Unfortunately, on the day we paid a visit to the bar-lounge, it was rainy and cloudy. Therefore, we had to be seated indoors, which disappointed us. However, the interior design was unique, artsy and luxurious and we were still able to hang out on the terrace to admire the view. We still had a wonderful time and enjoyed a great view amid the clouds. The drinks are pricey, but you’re really there for the view! Totally worth it.

Ozone Bar, HK

Yosemite National Park, Northern California

Yosemite National Park, Northern California

Yosemite National Park is a location you will not regret taking the time to go see for yourself. The park is so vast it includes a variety of different landscape and sights. Although the park is very popular, tranquility can be found easily.

It is a great place to do camping (there are many camping sites in the valley), stargazing (watch a meteor shower from the Glacier Point!), hiking, picnicking, animal watching, photography and surely, simply sightseeing and enjoying nature at its best.

Stargazing from Glacier Point.
Taking time to enjoy the majestic view.
Taking in the view down in the meadows.

It is well known for its numerous and beautiful waterfalls and rivers. Hiking trails can be found following the watercourse.

Vernal Falls, Yosemite (during drought).
Top of Nevada Falls.

The majestic giant sequoia trees are found throughout the park.

The granite mountains and granite cliffs surrounding the Yosemite valley can be observed from almost any viewpoint. In between the mountains are deep valleys in which you’ll find villages, wildlife, meadows and forests.

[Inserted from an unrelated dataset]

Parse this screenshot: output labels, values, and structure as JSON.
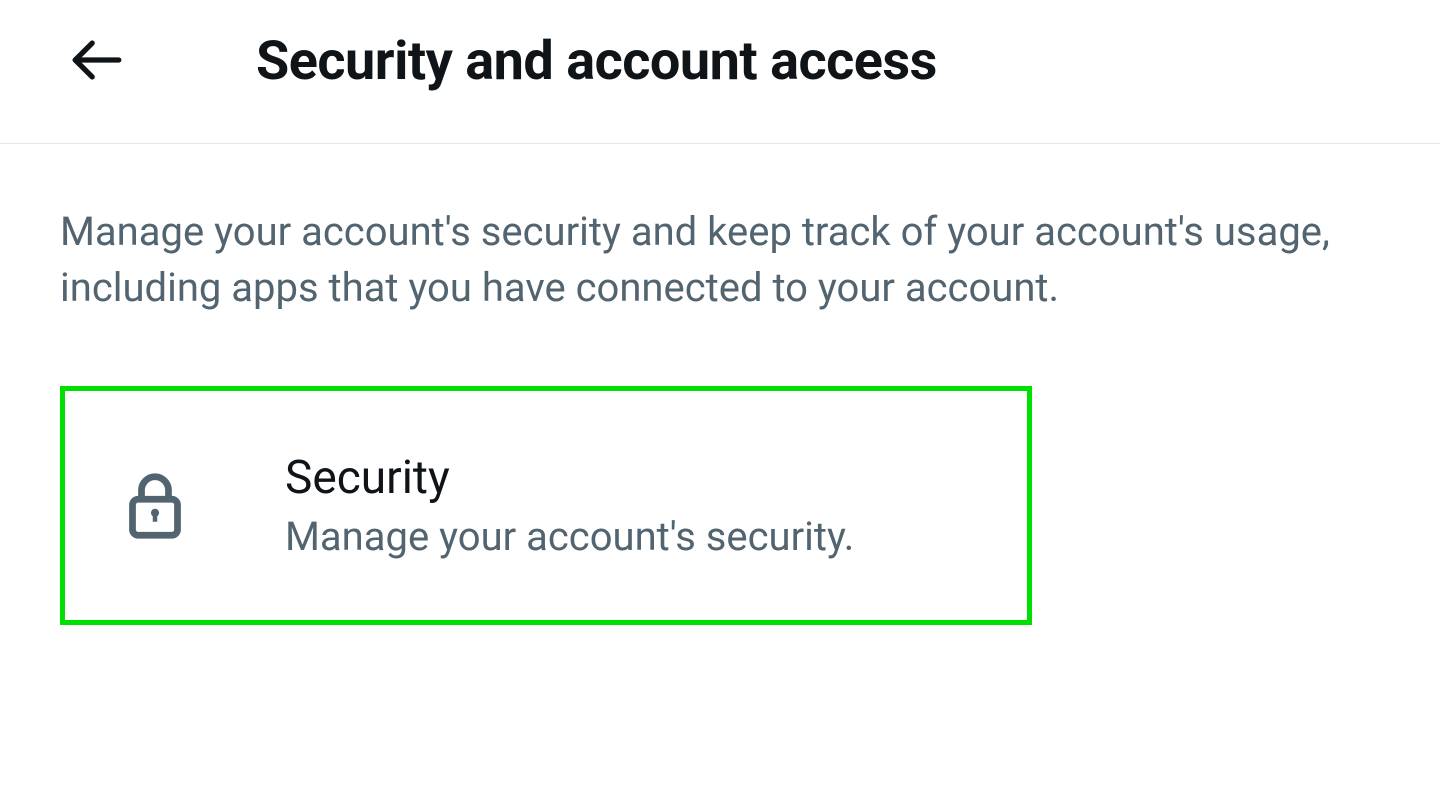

Sunset on the mountains.
Bird watching and the Half Dome.
Valley and granite mountains.